|Cooperative Classification||F22G5/123, F01K7/165, Y02E20/16, F22D1/28|
|European Classification||F22D1/28, F01K7/16B, F22G5/12B|
|Feb 2, 2005||AS||Assignment|
Owner name: SIEMENS WESTINGHOUSE POWER CORPORATION, FLORIDA
Free format text: ASSIGNMENT OF ASSIGNORS INTEREST;ASSIGNORS:ARMITAGE, PAMELA KAY;SCMIID, ERICH;REEL/FRAME:016254/0659;SIGNING DATES FROM 20050113 TO 20050131
|Sep 15, 2005||AS||Assignment|
Owner name: SIEMENS POWER GENERATION, INC.,FLORIDA
Free format text: CHANGE OF NAME;ASSIGNOR:SIEMENS WESTINGHOUSE POWER CORPORATION;REEL/FRAME:017000/0120
Effective date: 20050801
|Mar 31, 2009||AS||Assignment|
Owner name: SIEMENS ENERGY, INC.,FLORIDA
Free format text: CHANGE OF NAME;ASSIGNOR:SIEMENS POWER GENERATION, INC.;REEL/FRAME:022482/0740
Effective date: 20081001

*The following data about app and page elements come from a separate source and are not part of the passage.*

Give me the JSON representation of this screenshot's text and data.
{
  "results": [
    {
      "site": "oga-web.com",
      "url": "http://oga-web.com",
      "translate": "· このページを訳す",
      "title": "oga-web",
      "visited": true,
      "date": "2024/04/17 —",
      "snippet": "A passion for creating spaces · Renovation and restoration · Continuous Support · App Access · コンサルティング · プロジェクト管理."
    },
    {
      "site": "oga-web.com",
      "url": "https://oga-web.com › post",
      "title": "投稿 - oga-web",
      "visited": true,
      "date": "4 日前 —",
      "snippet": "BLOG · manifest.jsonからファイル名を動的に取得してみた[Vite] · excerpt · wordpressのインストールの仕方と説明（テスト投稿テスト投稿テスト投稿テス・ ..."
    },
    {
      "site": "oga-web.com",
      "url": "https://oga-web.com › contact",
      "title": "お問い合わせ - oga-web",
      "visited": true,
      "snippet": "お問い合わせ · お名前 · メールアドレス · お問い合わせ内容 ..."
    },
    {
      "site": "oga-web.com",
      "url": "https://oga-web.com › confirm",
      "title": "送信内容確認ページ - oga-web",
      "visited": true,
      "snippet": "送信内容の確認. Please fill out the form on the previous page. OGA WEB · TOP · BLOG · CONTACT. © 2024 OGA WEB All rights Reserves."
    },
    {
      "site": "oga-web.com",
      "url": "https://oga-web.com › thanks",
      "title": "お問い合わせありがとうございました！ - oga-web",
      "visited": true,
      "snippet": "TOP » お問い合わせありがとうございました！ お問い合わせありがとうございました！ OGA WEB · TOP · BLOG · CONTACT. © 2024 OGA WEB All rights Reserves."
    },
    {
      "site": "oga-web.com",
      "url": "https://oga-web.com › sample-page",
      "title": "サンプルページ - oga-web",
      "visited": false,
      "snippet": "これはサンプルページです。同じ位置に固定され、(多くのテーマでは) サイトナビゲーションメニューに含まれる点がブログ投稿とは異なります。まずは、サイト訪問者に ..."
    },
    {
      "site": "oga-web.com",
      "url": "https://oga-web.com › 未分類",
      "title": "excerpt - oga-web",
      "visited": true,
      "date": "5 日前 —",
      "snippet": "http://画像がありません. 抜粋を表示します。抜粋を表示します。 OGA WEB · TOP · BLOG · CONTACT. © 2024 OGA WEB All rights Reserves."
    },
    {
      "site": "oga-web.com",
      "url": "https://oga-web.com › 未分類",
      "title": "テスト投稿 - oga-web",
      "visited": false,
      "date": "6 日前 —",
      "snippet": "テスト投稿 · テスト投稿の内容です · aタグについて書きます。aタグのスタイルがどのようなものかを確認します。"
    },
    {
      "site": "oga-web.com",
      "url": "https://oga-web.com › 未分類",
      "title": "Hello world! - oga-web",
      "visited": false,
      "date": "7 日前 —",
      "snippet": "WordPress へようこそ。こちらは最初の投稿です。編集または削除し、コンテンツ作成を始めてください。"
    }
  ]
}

|Jul 12, 2010||FPAY||Fee payment|
Year of fee payment: 4
|Jul 17, 2014||FPAY||Fee payment|
Year of fee payment: 8